§ PROBLEM TO WORK ON: Your answer should be a single number: the count of lines in the entries below that contain "submenu".
++++ RECORD SET
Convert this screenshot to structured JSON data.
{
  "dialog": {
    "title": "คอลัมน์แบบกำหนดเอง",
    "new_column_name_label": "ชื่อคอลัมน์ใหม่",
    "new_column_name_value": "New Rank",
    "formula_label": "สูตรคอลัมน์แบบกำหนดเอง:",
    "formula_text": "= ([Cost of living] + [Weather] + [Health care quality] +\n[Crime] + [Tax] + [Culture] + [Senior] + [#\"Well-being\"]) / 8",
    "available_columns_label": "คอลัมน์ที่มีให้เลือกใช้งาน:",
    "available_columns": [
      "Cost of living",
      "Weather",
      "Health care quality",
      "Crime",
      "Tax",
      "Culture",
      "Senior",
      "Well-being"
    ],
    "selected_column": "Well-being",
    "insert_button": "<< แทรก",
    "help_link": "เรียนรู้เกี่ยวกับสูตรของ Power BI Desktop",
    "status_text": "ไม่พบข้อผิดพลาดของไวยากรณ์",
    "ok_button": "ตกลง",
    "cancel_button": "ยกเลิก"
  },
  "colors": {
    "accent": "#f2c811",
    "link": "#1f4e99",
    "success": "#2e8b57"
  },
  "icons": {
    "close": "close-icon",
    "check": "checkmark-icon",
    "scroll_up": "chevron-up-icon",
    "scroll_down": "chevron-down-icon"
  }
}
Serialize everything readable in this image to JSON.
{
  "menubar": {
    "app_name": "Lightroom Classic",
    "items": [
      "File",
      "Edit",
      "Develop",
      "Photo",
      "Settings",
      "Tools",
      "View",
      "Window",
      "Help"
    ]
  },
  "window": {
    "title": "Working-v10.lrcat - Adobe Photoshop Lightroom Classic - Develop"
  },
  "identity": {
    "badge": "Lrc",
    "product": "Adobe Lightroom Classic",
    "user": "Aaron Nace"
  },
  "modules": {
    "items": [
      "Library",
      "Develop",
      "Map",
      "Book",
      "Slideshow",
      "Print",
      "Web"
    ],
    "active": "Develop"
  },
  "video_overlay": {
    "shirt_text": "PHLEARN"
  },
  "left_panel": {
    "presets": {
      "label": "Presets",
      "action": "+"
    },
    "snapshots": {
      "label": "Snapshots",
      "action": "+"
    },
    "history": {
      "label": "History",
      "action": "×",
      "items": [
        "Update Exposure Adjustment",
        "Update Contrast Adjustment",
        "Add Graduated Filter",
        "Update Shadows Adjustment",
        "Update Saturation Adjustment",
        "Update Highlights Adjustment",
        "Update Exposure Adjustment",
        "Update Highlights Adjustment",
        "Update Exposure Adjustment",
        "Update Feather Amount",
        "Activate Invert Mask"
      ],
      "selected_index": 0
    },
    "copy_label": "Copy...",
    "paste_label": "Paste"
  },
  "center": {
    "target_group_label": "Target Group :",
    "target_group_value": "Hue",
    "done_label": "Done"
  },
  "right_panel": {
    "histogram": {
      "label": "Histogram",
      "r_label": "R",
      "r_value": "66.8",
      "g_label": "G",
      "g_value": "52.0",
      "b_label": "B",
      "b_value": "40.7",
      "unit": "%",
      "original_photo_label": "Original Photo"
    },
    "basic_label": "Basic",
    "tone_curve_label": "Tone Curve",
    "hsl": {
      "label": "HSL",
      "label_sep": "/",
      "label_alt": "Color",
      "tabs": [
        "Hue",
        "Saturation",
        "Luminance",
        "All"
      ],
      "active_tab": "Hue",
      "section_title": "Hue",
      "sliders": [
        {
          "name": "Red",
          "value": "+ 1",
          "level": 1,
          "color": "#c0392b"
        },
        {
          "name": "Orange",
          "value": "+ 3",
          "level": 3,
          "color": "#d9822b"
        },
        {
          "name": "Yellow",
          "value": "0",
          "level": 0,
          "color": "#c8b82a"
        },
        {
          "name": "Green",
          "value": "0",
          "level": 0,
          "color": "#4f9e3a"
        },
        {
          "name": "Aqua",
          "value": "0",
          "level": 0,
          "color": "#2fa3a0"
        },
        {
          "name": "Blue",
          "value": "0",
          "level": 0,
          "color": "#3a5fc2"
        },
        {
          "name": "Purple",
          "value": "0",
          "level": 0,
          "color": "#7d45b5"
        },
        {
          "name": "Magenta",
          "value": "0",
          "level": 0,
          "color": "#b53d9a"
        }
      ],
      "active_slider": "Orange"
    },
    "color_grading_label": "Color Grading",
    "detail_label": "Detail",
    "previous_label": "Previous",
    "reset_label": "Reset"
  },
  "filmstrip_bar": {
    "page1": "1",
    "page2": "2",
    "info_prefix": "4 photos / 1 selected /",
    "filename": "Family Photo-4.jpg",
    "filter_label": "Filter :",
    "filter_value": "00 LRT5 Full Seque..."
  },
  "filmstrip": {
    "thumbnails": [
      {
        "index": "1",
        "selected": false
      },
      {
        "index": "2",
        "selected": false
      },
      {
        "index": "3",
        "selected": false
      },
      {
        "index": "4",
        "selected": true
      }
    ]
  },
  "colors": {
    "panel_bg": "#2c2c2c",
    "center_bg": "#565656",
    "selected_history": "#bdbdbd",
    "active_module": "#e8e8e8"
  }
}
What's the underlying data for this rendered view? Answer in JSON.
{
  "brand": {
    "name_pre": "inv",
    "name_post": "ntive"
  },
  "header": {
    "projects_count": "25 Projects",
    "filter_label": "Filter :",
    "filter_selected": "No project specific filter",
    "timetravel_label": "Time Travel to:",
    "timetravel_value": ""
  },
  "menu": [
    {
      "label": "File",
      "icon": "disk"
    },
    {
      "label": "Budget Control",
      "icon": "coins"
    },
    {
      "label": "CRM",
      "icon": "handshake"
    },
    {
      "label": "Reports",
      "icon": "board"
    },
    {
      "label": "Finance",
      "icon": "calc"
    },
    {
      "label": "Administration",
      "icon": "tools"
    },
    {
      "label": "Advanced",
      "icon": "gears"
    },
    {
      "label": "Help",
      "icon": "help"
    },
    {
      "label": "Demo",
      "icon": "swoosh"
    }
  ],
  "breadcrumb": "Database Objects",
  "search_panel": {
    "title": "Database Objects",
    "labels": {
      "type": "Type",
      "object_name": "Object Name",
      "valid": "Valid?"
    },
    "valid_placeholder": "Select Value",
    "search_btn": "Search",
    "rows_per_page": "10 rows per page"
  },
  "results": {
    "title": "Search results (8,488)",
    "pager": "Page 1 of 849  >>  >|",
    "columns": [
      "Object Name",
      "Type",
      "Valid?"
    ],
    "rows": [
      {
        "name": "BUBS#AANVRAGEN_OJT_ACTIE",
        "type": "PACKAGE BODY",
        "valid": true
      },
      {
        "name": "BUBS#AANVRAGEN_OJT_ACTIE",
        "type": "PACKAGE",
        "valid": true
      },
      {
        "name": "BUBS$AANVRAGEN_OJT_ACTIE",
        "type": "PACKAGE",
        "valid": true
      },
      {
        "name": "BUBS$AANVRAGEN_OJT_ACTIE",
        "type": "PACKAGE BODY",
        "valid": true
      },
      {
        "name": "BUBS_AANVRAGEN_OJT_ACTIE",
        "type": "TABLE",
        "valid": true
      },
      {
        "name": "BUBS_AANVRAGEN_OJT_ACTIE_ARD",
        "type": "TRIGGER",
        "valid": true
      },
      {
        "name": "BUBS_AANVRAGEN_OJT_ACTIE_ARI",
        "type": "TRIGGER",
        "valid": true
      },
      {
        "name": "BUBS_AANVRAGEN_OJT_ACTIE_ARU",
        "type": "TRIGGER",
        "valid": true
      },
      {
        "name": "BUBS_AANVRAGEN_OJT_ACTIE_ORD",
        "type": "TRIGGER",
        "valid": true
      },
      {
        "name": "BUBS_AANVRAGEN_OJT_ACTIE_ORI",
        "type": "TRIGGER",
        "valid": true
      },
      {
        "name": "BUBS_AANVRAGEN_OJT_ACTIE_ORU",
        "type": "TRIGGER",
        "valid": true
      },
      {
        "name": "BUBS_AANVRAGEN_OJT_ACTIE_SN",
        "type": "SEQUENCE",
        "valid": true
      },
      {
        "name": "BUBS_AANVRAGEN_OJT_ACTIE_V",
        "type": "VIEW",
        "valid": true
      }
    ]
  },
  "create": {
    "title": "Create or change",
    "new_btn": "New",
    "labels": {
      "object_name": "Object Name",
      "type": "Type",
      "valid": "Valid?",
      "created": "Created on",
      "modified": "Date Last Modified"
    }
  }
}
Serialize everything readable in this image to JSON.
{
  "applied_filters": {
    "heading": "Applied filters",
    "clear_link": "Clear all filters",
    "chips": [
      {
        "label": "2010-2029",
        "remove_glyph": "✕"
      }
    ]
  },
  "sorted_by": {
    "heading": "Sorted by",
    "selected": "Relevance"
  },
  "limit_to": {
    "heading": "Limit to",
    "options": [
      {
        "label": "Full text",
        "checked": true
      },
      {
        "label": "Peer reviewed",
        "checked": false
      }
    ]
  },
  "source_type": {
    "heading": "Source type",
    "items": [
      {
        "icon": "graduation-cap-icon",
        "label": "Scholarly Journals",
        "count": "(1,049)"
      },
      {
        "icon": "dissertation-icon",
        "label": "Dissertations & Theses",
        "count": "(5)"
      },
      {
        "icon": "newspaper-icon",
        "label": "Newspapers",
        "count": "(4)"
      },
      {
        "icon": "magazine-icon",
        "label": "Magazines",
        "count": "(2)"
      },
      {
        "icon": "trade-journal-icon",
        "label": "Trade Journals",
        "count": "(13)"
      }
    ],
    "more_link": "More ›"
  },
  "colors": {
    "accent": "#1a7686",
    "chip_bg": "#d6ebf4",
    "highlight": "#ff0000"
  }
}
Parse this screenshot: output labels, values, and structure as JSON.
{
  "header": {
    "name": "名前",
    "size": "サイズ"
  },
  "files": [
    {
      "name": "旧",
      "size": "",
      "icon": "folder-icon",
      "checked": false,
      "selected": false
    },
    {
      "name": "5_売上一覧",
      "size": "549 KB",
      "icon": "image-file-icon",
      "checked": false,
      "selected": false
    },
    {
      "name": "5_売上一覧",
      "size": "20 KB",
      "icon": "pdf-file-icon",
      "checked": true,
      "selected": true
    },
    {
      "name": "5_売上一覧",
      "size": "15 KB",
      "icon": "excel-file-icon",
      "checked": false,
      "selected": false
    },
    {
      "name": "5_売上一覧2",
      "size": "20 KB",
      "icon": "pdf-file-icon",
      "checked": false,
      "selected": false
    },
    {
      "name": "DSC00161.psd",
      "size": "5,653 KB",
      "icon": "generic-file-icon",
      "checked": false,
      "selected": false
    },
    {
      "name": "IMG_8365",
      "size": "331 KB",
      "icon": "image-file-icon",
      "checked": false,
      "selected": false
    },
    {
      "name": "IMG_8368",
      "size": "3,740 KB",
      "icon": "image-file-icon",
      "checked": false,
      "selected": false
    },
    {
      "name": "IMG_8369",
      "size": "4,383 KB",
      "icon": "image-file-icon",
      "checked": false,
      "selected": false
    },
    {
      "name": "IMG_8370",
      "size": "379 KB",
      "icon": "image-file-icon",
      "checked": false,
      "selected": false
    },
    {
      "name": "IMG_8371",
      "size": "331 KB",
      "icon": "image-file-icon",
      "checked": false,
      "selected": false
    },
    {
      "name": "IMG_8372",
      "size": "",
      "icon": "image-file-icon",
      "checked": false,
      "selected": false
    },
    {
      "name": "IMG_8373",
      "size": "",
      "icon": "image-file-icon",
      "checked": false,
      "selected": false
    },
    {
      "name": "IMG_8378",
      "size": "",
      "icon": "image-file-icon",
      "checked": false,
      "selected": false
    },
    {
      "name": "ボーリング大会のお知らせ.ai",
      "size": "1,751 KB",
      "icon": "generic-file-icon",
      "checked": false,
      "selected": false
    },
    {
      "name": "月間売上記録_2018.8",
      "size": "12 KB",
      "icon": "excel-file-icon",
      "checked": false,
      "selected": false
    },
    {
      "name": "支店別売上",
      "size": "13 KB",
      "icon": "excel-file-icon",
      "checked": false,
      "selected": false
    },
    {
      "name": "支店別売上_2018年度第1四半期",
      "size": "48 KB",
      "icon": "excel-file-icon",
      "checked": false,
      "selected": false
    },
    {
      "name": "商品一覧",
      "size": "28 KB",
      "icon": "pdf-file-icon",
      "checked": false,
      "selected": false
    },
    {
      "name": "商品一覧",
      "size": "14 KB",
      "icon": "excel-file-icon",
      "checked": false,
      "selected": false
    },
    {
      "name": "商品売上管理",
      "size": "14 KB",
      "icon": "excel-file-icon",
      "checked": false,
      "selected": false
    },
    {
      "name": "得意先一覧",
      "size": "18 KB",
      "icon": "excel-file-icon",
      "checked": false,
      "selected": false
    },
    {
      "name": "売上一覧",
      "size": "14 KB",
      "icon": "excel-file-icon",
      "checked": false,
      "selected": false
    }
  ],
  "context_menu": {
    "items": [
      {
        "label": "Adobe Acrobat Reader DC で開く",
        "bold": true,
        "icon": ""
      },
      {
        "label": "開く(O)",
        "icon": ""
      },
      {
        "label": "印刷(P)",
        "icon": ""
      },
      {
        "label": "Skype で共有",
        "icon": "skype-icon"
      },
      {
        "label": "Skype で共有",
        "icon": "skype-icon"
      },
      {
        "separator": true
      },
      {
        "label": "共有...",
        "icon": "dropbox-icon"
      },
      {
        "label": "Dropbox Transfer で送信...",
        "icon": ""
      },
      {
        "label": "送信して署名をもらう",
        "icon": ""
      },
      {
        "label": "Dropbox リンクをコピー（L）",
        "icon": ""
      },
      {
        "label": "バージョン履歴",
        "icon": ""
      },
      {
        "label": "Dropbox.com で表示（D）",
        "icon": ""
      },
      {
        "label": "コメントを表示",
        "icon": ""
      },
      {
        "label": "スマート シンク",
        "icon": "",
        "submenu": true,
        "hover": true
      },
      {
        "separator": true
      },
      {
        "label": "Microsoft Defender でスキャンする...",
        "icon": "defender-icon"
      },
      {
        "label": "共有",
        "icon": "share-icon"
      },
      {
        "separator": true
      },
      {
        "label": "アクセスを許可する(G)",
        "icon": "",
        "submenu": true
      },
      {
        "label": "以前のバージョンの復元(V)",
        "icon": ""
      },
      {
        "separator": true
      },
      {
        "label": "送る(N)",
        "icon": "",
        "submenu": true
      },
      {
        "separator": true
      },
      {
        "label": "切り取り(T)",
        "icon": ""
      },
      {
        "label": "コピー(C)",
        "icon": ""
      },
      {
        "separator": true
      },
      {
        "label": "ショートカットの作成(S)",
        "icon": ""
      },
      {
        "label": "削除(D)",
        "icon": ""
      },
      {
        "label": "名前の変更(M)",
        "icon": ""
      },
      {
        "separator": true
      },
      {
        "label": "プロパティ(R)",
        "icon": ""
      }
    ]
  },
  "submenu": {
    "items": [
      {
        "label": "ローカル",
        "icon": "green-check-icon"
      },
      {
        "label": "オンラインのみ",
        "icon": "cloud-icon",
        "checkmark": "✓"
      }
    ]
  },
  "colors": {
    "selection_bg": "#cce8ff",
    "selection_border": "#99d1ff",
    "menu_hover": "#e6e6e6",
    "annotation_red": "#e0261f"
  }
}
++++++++
§ OUTPUT BELOW: 4